Bad news for retailers ahead of the Christmas trading season – theft is on the rise and clothing stores suffer more than any others.
The amount lost to retail ‘shrinkage’ (you know, supplier fraud, employee fraud, simple ol’ fashioned shoplifting, and admin errors) was $1.234bn globally in 2014-15. It accounted for almost 2% of revenue in the US. That’s up from 1.28% of sales only a year earlier, according to the latest Global Retail Theft Barometer. Globally, the figure also jumped – from just under 1% to almost 1.5%.
Two questions spring to mind – firstly why does the US have such a problem? The survey doesn’t answer that one. But it does answer the second – why the big leap? The reasons are… High unemployment, limited tools to monitor internal theft and inventory discrepancies, and a tough retail environment that has meant retailers cutting costs and also cutting back on investment in anti-theft measures.
Whatever the causes, the annual cost of shrinkage adds up to around $615 per American household – which means either higher prices or lower retailer profits.
Interestingly, it’s interesting that retailers lose more goods to theft in the winter (46%) compared to only 24% in the autumn, 18% in the spring and a small 12% in summer.
At 2.28%, US clothing stores lose more goods to theft than any other sectors with both shoplifters and staff being to blame.
So who’s stealing the most? Interestingly around the world, shoplifting by ‘customers’ and theft by staff is roughly equal. But again, the US is slightly different with a disproportionately high percentage of stolen goods (45%) being taken by employees, compared to ‘only’ 36% by shoplifters.
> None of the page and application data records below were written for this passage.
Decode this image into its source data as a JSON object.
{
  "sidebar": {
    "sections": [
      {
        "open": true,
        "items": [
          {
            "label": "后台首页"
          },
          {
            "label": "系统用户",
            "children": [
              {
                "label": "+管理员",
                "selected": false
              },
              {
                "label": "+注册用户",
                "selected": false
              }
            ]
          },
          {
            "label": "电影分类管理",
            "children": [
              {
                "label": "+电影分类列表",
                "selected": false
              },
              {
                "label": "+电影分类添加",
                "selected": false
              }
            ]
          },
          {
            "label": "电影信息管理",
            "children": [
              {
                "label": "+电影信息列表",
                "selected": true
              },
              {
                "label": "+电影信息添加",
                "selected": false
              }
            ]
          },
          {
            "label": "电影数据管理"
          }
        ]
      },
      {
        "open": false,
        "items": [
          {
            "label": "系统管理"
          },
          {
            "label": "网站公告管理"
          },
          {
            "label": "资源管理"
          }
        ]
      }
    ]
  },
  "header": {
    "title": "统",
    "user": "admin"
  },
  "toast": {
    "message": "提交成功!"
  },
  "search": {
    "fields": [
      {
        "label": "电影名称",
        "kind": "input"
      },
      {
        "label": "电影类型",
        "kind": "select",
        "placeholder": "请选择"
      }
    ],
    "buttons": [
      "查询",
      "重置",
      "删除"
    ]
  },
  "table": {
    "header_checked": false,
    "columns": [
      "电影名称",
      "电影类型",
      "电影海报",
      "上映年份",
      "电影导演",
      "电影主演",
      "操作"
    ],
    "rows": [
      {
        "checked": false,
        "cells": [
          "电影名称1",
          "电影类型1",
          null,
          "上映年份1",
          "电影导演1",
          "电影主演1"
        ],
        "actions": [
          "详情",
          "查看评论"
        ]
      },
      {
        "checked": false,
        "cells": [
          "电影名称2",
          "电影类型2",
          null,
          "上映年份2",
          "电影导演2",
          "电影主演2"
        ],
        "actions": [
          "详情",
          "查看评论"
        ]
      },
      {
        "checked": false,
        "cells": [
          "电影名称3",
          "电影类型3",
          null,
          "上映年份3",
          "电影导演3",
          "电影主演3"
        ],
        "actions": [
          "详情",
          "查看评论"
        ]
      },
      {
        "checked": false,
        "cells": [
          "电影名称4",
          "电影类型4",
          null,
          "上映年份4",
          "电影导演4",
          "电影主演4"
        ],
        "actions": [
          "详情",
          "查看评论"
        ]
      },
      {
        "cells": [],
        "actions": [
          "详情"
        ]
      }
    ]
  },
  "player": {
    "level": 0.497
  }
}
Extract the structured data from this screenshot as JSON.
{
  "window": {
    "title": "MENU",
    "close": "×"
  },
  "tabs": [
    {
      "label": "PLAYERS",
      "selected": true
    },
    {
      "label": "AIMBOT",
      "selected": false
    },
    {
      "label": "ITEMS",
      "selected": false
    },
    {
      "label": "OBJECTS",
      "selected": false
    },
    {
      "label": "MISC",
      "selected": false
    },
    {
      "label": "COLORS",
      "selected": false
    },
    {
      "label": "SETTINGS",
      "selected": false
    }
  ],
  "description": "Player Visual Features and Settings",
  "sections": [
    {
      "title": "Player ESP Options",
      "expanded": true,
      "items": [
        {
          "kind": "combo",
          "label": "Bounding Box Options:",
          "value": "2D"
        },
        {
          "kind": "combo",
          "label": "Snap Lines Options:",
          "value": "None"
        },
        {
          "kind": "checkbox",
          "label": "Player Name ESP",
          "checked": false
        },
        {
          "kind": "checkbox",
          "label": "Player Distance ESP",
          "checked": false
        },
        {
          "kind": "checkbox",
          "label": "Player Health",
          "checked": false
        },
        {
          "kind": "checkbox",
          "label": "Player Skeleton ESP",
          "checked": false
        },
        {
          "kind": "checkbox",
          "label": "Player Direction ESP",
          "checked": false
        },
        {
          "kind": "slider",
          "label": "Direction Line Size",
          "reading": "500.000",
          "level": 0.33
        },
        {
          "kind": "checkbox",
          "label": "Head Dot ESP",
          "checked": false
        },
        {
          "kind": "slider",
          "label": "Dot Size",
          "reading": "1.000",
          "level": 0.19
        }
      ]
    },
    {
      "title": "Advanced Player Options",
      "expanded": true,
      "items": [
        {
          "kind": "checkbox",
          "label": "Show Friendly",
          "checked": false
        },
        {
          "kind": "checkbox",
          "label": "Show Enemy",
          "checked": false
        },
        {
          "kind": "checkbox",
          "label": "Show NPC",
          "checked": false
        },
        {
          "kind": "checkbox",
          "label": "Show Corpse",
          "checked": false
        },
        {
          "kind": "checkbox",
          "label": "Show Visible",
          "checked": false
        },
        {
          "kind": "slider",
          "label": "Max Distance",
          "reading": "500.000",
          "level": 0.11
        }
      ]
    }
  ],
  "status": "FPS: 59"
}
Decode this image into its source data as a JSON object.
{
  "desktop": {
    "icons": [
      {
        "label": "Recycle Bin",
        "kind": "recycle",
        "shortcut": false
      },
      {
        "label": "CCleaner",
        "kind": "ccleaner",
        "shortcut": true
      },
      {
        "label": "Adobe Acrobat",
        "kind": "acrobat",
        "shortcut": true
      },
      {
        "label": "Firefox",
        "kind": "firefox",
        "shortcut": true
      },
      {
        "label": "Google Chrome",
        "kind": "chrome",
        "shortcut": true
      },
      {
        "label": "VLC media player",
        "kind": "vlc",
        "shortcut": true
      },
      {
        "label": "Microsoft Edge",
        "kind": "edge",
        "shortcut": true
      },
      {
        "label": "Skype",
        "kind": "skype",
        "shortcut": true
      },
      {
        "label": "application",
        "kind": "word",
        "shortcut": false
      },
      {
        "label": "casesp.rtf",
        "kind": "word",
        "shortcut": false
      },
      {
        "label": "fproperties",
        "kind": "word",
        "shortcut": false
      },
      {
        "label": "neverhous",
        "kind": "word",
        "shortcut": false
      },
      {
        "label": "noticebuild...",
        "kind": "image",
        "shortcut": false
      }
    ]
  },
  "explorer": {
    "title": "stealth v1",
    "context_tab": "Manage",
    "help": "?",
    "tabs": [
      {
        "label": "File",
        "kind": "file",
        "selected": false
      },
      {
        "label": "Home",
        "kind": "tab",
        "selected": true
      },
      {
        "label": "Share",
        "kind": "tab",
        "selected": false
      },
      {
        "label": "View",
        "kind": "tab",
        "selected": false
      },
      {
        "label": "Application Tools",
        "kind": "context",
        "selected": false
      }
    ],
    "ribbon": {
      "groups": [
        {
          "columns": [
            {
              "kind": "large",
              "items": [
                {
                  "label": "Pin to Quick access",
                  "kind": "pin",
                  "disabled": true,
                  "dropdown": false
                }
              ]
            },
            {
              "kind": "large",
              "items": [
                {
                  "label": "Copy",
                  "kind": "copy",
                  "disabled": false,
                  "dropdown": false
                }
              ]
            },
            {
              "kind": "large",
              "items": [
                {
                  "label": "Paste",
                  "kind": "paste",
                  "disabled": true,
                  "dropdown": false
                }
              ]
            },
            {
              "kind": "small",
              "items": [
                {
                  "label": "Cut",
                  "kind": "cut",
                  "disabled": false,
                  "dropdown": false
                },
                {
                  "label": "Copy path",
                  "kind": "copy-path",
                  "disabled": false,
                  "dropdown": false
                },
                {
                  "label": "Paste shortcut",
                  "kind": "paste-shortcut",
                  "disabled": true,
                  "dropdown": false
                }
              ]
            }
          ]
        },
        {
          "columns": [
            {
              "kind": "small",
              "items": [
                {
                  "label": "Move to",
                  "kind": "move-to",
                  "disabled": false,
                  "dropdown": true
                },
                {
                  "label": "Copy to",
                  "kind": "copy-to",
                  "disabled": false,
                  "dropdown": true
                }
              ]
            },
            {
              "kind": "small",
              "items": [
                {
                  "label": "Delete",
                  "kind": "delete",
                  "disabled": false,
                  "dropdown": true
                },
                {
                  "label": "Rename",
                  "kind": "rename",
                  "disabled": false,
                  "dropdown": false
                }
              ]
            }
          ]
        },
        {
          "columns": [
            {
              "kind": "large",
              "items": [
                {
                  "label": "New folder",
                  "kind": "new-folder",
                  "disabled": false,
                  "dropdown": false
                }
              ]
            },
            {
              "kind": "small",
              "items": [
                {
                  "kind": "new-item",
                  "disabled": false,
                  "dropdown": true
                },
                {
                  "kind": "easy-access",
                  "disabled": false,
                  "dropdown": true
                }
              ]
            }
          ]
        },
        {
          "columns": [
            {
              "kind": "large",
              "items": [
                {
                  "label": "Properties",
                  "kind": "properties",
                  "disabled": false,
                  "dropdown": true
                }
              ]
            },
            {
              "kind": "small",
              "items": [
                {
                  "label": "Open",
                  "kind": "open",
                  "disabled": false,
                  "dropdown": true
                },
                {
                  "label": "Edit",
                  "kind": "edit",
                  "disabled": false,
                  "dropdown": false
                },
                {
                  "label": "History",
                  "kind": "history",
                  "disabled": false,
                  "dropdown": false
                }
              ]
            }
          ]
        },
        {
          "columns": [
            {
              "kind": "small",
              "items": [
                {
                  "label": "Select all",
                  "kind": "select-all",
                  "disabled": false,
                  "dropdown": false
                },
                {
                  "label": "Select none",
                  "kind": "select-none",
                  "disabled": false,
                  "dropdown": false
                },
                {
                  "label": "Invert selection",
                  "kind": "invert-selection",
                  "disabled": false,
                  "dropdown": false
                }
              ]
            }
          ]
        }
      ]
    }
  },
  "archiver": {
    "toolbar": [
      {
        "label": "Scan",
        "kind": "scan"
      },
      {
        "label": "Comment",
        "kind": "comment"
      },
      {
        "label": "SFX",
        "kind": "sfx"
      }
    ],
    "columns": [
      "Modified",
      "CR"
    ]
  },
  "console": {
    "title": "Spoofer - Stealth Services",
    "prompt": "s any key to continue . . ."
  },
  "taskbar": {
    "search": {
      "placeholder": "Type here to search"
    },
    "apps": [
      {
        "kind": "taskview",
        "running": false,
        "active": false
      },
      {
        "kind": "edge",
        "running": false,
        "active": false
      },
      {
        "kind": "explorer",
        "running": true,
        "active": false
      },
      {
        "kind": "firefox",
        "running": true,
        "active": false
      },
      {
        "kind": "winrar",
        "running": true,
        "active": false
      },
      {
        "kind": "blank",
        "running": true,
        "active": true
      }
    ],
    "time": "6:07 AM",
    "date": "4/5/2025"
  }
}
And what are people stealing? Footwear is top of the list for fashion stores while razor blades are stolen most from health and beauty stores.